Flu is like a cold "with a kick," says C. Michael Bowman, MD, director of the division of pediatric pulmonology, allergy, and immunology at the Medical University of South Carolina. But what sets flu apart is its sudden onset, high fever (as high as 105 degrees F.), diarrhea, and general achiness. Babies with the flu will be extremely irritable and usually don't eat.
The flu vaccine. It becomes available in early October, but since flu season usually doesn't peak till January or February, December is still not too late to get one. It should be given to children starting at 6 months (plus a booster four to six weeks later) and then every flu season after that until age 5. Your child may still get the flu, but symptoms are likely to be milder if she's had her flu shot. The FDA also recently approved the nasal-spray vaccine FluMist for healthy children as young as age 2. If you have an infant who's younger than 6 months, you and any other caregivers should get immunized to lessen the chance of infecting your baby. (Note: You shouldn't receive FluMist if you're pregnant or have a depressed immune system or a chronic heart or lung condition.)
Give the same type of care you would if your child had a cold.
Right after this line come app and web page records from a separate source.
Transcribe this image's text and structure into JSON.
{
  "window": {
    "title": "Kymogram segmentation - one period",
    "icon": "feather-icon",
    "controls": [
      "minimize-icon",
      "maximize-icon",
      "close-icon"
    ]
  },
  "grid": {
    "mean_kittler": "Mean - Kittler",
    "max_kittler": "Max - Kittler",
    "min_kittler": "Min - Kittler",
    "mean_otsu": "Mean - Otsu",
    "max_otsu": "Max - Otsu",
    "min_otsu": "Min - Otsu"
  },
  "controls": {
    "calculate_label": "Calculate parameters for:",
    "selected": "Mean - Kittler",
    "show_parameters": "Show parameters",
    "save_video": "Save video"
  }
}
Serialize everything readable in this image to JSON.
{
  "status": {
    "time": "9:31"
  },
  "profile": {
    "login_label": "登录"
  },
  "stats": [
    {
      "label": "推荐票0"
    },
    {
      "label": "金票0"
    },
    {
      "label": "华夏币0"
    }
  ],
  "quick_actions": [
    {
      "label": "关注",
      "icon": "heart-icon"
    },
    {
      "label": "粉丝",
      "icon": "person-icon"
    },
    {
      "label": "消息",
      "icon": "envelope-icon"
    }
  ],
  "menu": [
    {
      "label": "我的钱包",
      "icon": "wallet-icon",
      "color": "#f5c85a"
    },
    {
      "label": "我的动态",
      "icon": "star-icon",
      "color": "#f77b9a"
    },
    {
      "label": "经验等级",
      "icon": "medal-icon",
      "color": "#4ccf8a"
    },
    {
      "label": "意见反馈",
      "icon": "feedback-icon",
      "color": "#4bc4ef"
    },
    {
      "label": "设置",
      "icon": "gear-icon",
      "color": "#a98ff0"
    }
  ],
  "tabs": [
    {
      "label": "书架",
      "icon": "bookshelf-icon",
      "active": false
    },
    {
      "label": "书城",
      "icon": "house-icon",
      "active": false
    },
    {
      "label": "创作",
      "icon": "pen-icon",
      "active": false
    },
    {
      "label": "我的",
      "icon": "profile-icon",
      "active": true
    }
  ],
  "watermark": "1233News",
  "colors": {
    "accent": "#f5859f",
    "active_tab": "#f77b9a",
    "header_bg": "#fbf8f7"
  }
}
Also ask your pediatrician about Tamiflu, which can be used starting at age 1 and can shave a day or two off a flu infection if it's given within the first 48 hours.
Call your doctor if high fever persists for more than a few days, or if your child has trouble breathing, has chest pain, or seems to get better but then relapses. These symptoms can signal another infection.